By Rupa Chinai

Times of India (Bombay) 6 June 2001

Many HIV-positive persons have been living without developing symptoms of AIDS for over a decade now and have been enjoying good health. This has been possible even without the use of anti-retroviral drugs. This summation comes from doctors involved in the field of AIDS-care. But what is most important for HIV-positive persons, according to these doctors, is a comprehensive healthcare plan -- that is, a treatment incorporating psychological, emotional, physical and conventional medical treatment.

Nagesh Shirgoppikar, a medical consultant who attends to AIDS patients at the Salvation Army clinic in Mumbai, feels the importance of regular medical examination cannot be stressed enough. "Persons testing `HIV positive' should forget about that label. But at the same time, they should remember the importance of regular clinical examinations. This will enable doctors to catch the early signs of opportunistic infections such as TB or oral thrush, and prevents it through primary and secondary prophylaxis,'' he says.

The pros and cons of the multi-drug therapy, which has recently become available at lower prices, should be carefully weighed, advises Dr. Shirgoppikar. It is only recommended for those who show symptoms of AIDS, and that too only for those whose levels of CD-4 immune cells in the blood have fallen below the stipulated mark, he points out. Incidentally, allopathy offers other options such as immune therapy, (with drugs like interferon), which is expensive and has limited exposure in India, he says.

Moreover, the anti-retroviral drugs, once started, require lifelong continuation of therapy. When infected people stop the therapy, the virus rebounds.

Although there is talk of `structured treatment interruption', when the patient could take a short holiday from the gruelling demands of the therapy, nobody knows whether it might lead to mutation of the virus and/or drug resistance, says Dr. Shirgoppikar.

And, although prices for the anti-retroviral therapy have come down, it could still cost a patient about Rs.4,900 a month. Additionally, a host of expensive laboratory tests are required every month, to monitor the CD4 count (the `helper cells' that fight infection) and the impact of the drug on organs like the liver, kidneys, bone marrow. In addition to costs, patients need access to reliable laboratory testing facilities and experienced doctors, who can minimise the adverse reactions of the drugs through constant monitoring and modification of drug combinations and dosage.

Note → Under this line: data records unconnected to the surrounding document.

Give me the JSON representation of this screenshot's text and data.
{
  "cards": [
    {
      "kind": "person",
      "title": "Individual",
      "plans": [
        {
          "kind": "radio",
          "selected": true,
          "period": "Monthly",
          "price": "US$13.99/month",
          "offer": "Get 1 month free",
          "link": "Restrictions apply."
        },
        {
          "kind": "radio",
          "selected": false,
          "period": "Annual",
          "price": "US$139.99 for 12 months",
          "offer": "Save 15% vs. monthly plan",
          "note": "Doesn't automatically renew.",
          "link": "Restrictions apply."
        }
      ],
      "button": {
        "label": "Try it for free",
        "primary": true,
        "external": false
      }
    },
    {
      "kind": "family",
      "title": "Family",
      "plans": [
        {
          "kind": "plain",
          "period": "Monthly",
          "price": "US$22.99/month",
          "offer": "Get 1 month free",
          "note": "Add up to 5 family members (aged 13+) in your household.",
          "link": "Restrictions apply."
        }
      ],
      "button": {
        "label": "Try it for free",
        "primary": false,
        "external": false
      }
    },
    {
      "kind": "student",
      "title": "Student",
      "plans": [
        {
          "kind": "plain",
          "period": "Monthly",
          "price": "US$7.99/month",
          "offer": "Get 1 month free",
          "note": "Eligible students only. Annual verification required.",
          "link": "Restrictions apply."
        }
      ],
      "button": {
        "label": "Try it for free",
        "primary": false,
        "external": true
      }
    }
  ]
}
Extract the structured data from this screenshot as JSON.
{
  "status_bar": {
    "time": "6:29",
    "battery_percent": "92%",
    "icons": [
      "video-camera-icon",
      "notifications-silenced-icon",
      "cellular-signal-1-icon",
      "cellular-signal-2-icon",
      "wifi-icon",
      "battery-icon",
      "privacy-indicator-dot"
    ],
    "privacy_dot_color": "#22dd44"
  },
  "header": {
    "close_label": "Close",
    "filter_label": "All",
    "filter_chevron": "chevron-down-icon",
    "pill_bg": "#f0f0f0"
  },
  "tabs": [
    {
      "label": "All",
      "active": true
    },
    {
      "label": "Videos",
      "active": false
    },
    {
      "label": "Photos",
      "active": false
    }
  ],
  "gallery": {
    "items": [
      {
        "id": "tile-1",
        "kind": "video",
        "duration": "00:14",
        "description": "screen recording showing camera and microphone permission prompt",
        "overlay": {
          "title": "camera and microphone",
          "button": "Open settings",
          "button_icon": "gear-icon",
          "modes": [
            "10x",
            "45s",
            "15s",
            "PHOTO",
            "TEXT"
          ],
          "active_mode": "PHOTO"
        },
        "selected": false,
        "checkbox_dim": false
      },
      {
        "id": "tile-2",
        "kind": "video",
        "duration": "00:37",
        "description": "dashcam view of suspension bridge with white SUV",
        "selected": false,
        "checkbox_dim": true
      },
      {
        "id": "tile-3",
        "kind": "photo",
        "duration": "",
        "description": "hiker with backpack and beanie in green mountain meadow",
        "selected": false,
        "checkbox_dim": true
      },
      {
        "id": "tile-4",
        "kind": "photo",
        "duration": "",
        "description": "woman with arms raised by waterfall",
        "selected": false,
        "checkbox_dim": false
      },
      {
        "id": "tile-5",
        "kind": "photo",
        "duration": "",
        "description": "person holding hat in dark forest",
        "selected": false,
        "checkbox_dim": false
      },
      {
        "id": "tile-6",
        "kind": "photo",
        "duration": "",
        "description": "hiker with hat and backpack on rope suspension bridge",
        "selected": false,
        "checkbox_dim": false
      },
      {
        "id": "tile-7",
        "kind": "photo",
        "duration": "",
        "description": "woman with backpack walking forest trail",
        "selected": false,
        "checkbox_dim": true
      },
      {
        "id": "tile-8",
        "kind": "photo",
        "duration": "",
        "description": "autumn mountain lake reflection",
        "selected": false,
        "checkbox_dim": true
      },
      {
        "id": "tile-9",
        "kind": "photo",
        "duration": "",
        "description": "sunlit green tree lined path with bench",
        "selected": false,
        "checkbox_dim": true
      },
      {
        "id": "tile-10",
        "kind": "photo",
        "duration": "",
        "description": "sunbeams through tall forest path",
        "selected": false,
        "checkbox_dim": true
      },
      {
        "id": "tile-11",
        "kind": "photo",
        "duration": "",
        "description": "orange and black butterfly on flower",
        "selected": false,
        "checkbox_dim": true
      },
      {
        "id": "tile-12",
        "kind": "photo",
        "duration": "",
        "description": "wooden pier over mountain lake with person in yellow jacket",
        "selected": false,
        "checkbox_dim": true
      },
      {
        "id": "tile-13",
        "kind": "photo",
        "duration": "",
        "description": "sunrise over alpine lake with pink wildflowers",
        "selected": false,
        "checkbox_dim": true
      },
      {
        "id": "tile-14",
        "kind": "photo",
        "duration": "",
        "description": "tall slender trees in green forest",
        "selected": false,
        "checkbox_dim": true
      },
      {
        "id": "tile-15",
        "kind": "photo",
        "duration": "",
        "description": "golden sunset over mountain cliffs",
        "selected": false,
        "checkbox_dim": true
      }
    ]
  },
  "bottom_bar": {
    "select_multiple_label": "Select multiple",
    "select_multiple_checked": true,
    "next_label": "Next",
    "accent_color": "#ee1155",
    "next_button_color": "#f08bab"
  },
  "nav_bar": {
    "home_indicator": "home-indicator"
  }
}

This line of medical thought was also endorsed by the US federal health officials recently. US health officials now maintain that there is a need to delay the use of anti-retroviral drugs as long as possible for people without symptoms of AIDS. Recent guidelines issued by this panel marks a major shift from the "hit hard and early'' approach that has been in effect since 1996. The new approach calls for waiting until the immune system shows serious signs of weakening, or HIV levels in the blood exceed the stipulated level.

Delay in the use of this therapy is recommended now because of increased concerns over the toxic effects of the therapies, reports the New York Times (February 4, 2001).

Quoting Dr. Anthony Fauci, director of the National Institute of Allergy and Infectious Diseases, and co-chairman of the panel, the New York Times report says that delay for up to three years could ultimately decrease the risk of toxicities. "We are adopting a significantly more conservative recommendation profile'' that allows the virus to remain in the body longer in return for sparing the patient the drug toxicities, according to Dr. Fauci.

The new US guidelines call for delaying drug treatment until the level of CD-4 immune cells in the blood falls below 350 per cubic milliliter, instead of the older recommendation of 500. The second change relates to the HIV blood level as measured by two tests. The panel urged delaying therapy until the HIV level exceeds 30,000 per mililitre in the so-called branched DNA test (instead of the previously recommended 10,000) and 55,000 in the so-called Polymerase Chain Reaction test (instead of 20,000).

Meanwhile, a new booklet, `Positive Health', brought out by a US based publisher, Metropolitan, presents conclusions based on what the authors claim are "literally thousands of scientific research studies and personal experiences''. They provide practical guidelines, aimed at strengthening the body's immune system, which can help the average person live effectively with HIV/AIDS.

The authors are Neil Orr, a psychologist who has done extensive research on the role of nutrition, the immune system and mental-emotional aspects, and the body's response to HIV/AIDS; and David Patient (who has lived a healthy life with HIV since the past 18 years). The booklet is meant for people who have tested `HIV positive' and for those who take care of them. Without seeking to replace conventional medical treatment, it recommends simple home remedies for treating common, non-life threatening physical ailments which occur in HIV infection, along with useful tips on diet and exercise, how to deal with stress and emotions, and how to find spiritual healing.

According to the authors, about five people out of a hundred HIV-positive people do not get ill from AIDS, even 15-20 years after testing `HIV positive'.